In addition to any particular gift, there are at least five basic manifestations we can discern as we witness the Holy Ghost in our lives: a positive hope of eternal life because of the Lord’s atoning sacrifice; an assurance of the truth of the gospel; his power in righteousness; a peace transcending temporal things; and, in varying degree, the joy that belongs to the eternal.
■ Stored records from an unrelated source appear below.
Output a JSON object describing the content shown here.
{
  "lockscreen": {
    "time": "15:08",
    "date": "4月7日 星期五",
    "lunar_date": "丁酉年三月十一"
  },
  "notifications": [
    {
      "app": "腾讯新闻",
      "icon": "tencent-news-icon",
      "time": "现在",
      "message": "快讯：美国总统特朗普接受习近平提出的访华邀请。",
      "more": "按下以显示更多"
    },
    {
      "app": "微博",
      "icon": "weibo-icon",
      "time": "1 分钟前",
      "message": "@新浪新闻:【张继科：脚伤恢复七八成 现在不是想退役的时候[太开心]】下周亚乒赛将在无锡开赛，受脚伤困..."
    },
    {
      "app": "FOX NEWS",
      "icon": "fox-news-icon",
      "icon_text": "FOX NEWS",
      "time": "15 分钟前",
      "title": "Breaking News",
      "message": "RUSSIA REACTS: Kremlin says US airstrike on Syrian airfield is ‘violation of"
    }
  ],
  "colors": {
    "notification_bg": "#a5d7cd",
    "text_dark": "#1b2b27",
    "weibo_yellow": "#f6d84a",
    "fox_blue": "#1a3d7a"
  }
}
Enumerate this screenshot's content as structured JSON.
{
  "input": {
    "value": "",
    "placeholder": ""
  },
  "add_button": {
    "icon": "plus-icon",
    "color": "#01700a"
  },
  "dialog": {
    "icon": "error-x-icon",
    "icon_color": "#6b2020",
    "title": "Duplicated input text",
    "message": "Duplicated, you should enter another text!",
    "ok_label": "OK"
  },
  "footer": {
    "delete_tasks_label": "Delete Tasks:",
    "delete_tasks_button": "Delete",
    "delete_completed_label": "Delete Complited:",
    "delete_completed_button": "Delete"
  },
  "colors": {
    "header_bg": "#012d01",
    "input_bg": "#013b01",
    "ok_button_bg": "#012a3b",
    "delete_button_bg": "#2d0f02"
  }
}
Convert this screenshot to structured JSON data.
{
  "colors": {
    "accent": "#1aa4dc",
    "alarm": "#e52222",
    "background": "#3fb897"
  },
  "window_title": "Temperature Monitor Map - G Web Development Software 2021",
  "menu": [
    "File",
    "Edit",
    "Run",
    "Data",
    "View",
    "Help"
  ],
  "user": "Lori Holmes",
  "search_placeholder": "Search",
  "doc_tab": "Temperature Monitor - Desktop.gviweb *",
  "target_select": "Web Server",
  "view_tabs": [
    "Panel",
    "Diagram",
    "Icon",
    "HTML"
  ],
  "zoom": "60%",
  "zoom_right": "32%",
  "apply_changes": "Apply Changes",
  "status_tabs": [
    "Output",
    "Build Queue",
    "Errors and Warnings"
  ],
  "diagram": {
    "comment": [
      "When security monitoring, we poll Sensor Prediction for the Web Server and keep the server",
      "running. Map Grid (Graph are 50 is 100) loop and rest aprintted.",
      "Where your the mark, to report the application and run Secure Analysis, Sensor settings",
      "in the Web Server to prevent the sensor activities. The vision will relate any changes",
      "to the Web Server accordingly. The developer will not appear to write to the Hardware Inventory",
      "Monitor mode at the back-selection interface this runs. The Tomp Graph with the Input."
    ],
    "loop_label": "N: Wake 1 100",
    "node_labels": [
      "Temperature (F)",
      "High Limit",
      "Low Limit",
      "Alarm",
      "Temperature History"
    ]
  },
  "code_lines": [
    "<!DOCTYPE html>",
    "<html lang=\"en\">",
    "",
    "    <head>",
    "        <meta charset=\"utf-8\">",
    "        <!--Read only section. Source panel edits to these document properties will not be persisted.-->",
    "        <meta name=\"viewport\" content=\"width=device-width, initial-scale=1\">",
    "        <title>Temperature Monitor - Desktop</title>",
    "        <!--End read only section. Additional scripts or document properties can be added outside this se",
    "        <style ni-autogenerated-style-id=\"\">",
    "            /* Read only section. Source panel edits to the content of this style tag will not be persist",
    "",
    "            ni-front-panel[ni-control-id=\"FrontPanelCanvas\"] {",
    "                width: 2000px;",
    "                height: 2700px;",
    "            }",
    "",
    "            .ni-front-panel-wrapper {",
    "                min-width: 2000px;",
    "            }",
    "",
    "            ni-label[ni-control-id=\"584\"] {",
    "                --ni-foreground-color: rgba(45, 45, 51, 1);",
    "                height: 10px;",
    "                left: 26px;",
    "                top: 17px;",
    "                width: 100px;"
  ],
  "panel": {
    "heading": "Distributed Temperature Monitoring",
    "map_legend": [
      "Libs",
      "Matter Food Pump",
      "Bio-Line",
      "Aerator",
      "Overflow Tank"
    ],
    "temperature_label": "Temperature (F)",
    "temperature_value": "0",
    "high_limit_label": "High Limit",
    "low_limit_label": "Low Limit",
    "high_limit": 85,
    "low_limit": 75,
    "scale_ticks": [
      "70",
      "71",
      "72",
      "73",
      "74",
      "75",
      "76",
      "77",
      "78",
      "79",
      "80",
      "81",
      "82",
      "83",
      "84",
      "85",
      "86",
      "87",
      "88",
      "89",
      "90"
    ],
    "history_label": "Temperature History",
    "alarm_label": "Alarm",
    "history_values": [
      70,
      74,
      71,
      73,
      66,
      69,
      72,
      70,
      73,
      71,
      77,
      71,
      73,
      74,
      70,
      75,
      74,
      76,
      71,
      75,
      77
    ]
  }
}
Knowing these things, or learning them, we should do everything within our power in righteousness to help our children come to know them also, for to be baptized and confirmed and then to routinely attend our meetings and perfunctorily do our duties without enjoying the richness of the Holy Ghost in our lives is like buying the tickets, dressing up for the event, going to the theater, and then sitting in the foyer throughout the performance. The Holy Ghost will be our guide if we will let him. In the words of the Lord, he will be a “river of living water” flowing in us always. (See John 7:38–39.) If we will do what the Lord has invited us to do, including having virtue garnish our thoughts unceasingly, “The Holy Ghost shall be [our] constant companion.” (D&C 121:46.)